(Input data)

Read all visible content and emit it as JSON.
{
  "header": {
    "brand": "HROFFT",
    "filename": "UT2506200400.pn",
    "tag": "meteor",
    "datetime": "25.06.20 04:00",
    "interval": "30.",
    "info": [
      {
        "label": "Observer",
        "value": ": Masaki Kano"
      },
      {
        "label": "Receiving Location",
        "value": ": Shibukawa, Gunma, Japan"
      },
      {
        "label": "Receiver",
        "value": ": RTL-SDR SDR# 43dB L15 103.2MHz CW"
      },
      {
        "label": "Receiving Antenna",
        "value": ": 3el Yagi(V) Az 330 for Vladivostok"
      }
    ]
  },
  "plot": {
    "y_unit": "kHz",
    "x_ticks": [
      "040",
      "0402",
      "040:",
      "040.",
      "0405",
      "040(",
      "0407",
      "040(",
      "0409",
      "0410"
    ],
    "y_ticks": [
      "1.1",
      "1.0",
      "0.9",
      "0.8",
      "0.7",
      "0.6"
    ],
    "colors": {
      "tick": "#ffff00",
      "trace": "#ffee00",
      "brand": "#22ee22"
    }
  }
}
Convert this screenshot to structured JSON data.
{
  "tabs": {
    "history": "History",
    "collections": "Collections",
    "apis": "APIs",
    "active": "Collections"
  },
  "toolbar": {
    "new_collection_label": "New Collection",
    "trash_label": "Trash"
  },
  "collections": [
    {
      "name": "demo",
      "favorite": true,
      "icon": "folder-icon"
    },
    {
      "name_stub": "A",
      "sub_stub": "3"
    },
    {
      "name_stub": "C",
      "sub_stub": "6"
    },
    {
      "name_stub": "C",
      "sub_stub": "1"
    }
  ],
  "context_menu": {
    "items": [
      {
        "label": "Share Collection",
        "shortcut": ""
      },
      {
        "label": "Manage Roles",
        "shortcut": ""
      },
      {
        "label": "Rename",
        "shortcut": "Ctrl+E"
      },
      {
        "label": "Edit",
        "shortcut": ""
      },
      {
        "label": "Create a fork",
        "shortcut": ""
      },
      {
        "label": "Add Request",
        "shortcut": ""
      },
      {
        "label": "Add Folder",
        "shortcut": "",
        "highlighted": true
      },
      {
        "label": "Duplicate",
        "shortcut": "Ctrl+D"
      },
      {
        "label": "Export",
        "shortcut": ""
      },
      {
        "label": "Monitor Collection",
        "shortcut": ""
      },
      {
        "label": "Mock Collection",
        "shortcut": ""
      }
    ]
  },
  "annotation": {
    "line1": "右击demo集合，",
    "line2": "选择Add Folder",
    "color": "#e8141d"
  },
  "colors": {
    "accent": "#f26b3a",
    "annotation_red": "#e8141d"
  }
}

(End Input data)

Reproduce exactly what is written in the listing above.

### Expected answer
Read all visible content and emit it as JSON.
{
  "header": {
    "brand": "HROFFT",
    "filename": "UT2506200400.pn",
    "tag": "meteor",
    "datetime": "25.06.20 04:00",
    "interval": "30.",
    "info": [
      {
        "label": "Observer",
        "value": ": Masaki Kano"
      },
      {
        "label": "Receiving Location",
        "value": ": Shibukawa, Gunma, Japan"
      },
      {
        "label": "Receiver",
        "value": ": RTL-SDR SDR# 43dB L15 103.2MHz CW"
      },
      {
        "label": "Receiving Antenna",
        "value": ": 3el Yagi(V) Az 330 for Vladivostok"
      }
    ]
  },
  "plot": {
    "y_unit": "kHz",
    "x_ticks": [
      "040",
      "0402",
      "040:",
      "040.",
      "0405",
      "040(",
      "0407",
      "040(",
      "0409",
      "0410"
    ],
    "y_ticks": [
      "1.1",
      "1.0",
      "0.9",
      "0.8",
      "0.7",
      "0.6"
    ],
    "colors": {
      "tick": "#ffff00",
      "trace": "#ffee00",
      "brand": "#22ee22"
    }
  }
}
Convert this screenshot to structured JSON data.
{
  "tabs": {
    "history": "History",
    "collections": "Collections",
    "apis": "APIs",
    "active": "Collections"
  },
  "toolbar": {
    "new_collection_label": "New Collection",
    "trash_label": "Trash"
  },
  "collections": [
    {
      "name": "demo",
      "favorite": true,
      "icon": "folder-icon"
    },
    {
      "name_stub": "A",
      "sub_stub": "3"
    },
    {
      "name_stub": "C",
      "sub_stub": "6"
    },
    {
      "name_stub": "C",
      "sub_stub": "1"
    }
  ],
  "context_menu": {
    "items": [
      {
        "label": "Share Collection",
        "shortcut": ""
      },
      {
        "label": "Manage Roles",
        "shortcut": ""
      },
      {
        "label": "Rename",
        "shortcut": "Ctrl+E"
      },
      {
        "label": "Edit",
        "shortcut": ""
      },
      {
        "label": "Create a fork",
        "shortcut": ""
      },
      {
        "label": "Add Request",
        "shortcut": ""
      },
      {
        "label": "Add Folder",
        "shortcut": "",
        "highlighted": true
      },
      {
        "label": "Duplicate",
        "shortcut": "Ctrl+D"
      },
      {
        "label": "Export",
        "shortcut": ""
      },
      {
        "label": "Monitor Collection",
        "shortcut": ""
      },
      {
        "label": "Mock Collection",
        "shortcut": ""
      }
    ]
  },
  "annotation": {
    "line1": "右击demo集合，",
    "line2": "选择Add Folder",
    "color": "#e8141d"
  },
  "colors": {
    "accent": "#f26b3a",
    "annotation_red": "#e8141d"
  }
}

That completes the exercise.